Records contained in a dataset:

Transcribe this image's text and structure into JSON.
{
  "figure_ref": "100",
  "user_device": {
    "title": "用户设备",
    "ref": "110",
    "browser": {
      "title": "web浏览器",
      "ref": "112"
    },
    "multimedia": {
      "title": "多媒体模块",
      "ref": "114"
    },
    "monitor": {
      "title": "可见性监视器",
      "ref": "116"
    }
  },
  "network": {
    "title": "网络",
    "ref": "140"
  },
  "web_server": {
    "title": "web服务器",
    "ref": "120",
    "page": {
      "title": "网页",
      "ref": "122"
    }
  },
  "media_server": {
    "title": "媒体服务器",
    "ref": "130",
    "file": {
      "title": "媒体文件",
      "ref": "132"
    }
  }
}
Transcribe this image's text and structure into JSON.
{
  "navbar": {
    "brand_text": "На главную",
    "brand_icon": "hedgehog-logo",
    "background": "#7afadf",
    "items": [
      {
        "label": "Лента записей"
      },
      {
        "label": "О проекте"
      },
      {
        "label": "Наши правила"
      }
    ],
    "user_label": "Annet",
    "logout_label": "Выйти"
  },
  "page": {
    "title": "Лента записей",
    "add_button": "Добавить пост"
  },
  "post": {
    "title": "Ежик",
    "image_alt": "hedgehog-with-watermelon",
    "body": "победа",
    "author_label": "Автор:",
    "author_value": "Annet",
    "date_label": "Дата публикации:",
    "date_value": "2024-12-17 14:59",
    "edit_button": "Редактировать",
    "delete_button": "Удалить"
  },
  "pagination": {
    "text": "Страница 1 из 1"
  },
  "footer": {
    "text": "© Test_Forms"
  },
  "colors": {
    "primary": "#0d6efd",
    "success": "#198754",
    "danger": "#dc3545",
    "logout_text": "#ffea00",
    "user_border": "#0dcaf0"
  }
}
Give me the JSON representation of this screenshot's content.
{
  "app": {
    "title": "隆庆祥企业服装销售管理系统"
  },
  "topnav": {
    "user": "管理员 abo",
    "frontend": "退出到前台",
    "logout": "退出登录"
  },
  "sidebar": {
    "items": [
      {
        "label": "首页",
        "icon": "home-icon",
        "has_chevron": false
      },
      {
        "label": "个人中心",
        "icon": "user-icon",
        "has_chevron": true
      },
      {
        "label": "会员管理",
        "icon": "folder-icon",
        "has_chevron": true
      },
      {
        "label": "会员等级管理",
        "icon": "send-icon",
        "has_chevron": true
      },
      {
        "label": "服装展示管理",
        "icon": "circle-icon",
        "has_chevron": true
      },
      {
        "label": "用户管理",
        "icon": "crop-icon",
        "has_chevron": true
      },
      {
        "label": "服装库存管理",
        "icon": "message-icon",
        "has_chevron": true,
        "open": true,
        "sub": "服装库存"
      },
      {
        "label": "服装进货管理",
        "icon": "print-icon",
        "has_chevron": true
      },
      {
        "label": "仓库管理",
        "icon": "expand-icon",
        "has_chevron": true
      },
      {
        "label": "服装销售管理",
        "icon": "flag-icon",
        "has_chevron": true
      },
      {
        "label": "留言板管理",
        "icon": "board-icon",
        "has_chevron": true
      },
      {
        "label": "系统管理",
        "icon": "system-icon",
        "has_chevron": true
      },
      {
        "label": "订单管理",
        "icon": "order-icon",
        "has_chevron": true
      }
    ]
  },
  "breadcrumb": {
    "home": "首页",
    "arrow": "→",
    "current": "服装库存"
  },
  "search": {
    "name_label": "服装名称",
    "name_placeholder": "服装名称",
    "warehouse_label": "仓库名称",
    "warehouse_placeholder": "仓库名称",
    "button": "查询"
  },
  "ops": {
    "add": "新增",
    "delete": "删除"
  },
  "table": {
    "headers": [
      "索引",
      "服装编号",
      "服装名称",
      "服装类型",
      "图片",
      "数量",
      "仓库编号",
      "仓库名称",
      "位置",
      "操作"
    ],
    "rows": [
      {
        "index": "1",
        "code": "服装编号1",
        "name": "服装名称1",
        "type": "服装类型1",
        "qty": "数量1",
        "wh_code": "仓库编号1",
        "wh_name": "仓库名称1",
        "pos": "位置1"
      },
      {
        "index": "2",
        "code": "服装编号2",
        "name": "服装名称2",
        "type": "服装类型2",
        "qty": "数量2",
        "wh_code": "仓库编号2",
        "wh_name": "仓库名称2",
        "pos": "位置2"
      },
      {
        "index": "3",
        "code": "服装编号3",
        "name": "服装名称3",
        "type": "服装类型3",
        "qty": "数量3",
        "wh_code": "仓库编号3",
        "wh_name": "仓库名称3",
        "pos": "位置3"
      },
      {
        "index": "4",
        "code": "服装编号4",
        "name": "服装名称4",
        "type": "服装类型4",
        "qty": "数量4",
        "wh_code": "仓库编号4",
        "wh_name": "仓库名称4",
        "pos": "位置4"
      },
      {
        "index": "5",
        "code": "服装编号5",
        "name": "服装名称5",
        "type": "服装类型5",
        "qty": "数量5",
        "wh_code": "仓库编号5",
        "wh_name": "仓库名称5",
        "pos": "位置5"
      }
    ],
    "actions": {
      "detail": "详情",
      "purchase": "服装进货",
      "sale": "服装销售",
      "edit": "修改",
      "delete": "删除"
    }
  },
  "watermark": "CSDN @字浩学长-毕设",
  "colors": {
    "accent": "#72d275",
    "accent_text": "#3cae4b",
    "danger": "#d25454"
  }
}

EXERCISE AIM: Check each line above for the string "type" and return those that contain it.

OUTPUT BELOW:
        "type": "服装类型1",
        "type": "服装类型2",
        "type": "服装类型3",
        "type": "服装类型4",
        "type": "服装类型5",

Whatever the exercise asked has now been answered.